Wednesday, September 16, 2009

Slow Rollback, Reboot fixed, why?

I posted this on SQL Server Central, where it will get more attention than it will here, but wanted to put a copy here as well.

Today I ran an 'emergency' script to fix a problem in production. The script does 40,000 updates, each of which fires a trigger that does 1 insert. I should have disabled the trigger first, but didn't (mistake).

This is a very slow (Pentium 4) server, but it has 2 CPUs. MaxDOP is set to 1 (disabling parallel execution), and hyperthreading is turned off in the BIOS.

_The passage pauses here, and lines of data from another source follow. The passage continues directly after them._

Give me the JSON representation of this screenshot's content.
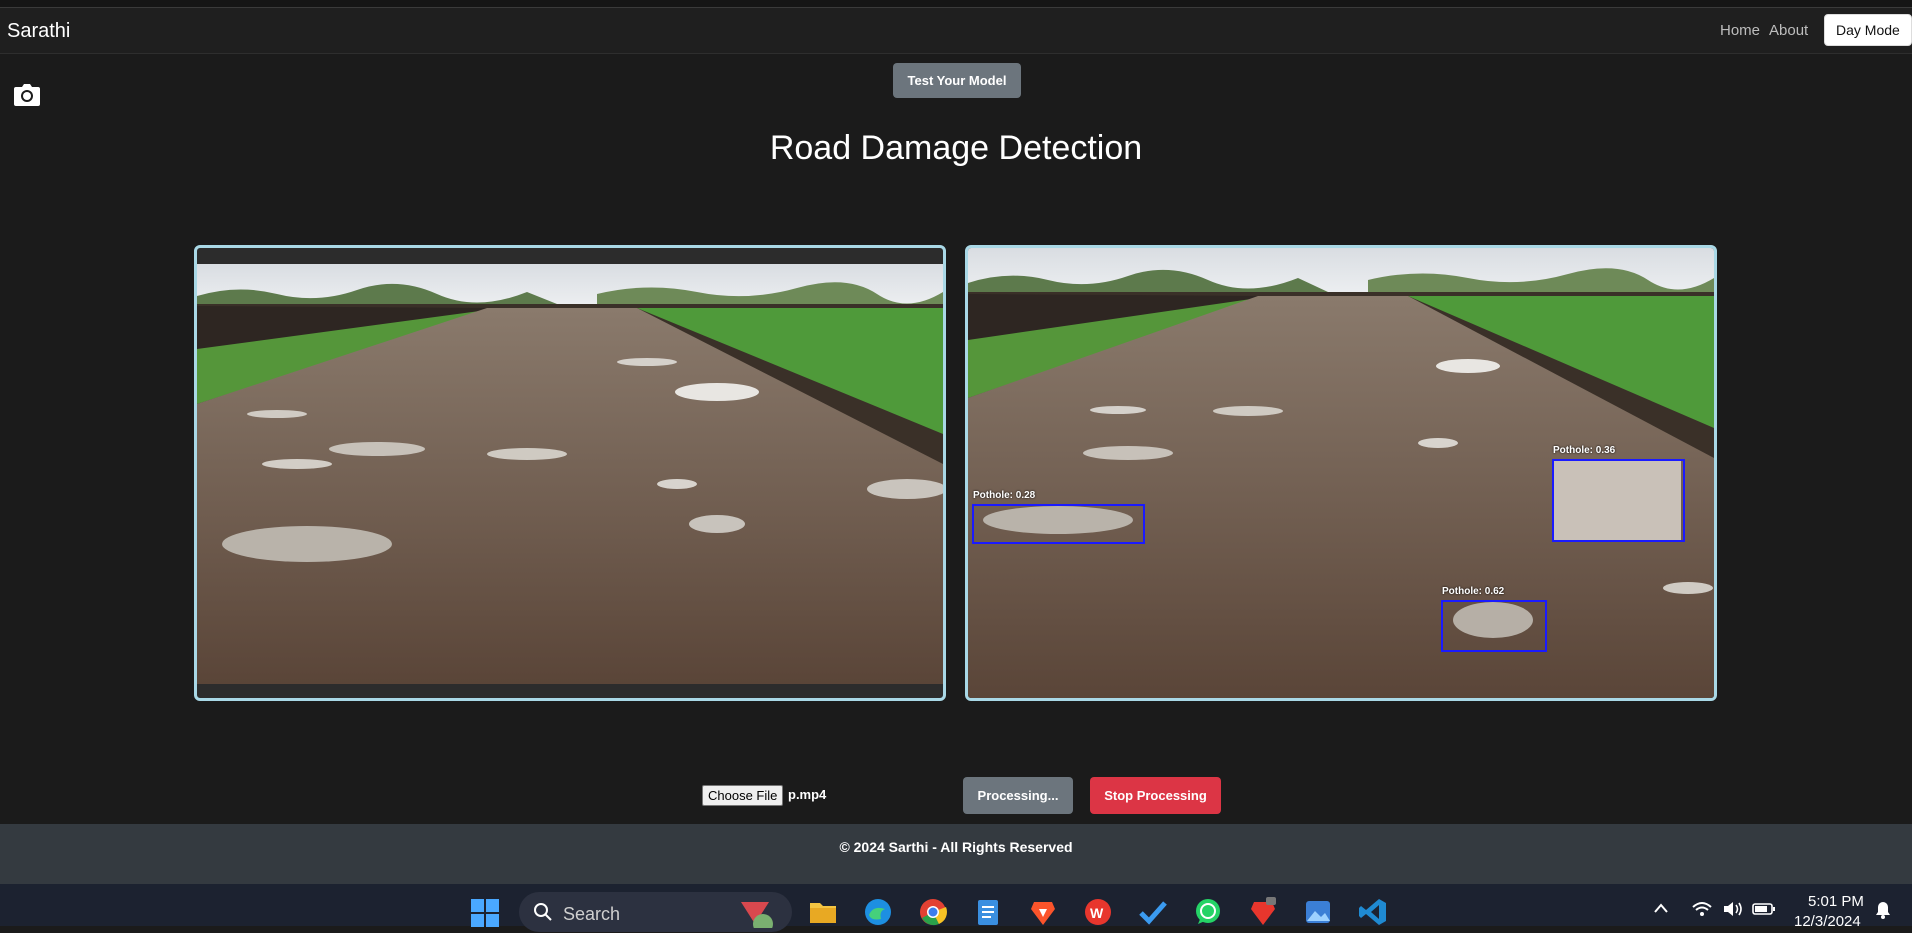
{
  "navbar": {
    "brand": "Sarathi",
    "home": "Home",
    "about": "About",
    "day_mode": "Day Mode"
  },
  "test_button": "Test Your Model",
  "page_title": "Road Damage Detection",
  "detections": [
    {
      "label": "Pothole: 0.28"
    },
    {
      "label": "Pothole: 0.36"
    },
    {
      "label": "Pothole: 0.62"
    }
  ],
  "controls": {
    "choose_file": "Choose File",
    "file_name": "p.mp4",
    "processing": "Processing...",
    "stop": "Stop Processing"
  },
  "footer": "© 2024 Sarthi - All Rights Reserved",
  "taskbar": {
    "search_placeholder": "Search",
    "apps": [
      "start-icon",
      "file-explorer-icon",
      "edge-icon",
      "chrome-icon",
      "notepad-icon",
      "brave-icon",
      "wps-icon",
      "todo-icon",
      "whatsapp-icon",
      "brave-beta-icon",
      "photos-icon",
      "vscode-icon"
    ],
    "time": "5:01 PM",
    "date": "12/3/2024"
  },
  "colors": {
    "accent_border": "#a9d8e6",
    "stop": "#dc3545",
    "secondary": "#6c757d",
    "detection_box": "#1a1aff"
  }
}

After 5 minutes, I realized my mistake not dropping the trigger, and canceled my job, effectively rolling back the changes. I waited another 15 minutes, and as expected the CPU usage of the machine was at 50% during this time. I later found out it was not 1 CPU being used 100% as I expected, but both CPUs actually were used 50%, which I still don't understand. During this time, no one was able to use SQL Server on this machine to do anything, which was also unexpected.

I suggested rebooting, saying SQL would continue doing what it is doing after it rebooted, so logically this makes no sense, but I hate just waiting and not doing anything. After the reboot, I expected the database to take forever to recover, and I came back online almost instantly.

Can anyone tell me what happened and why?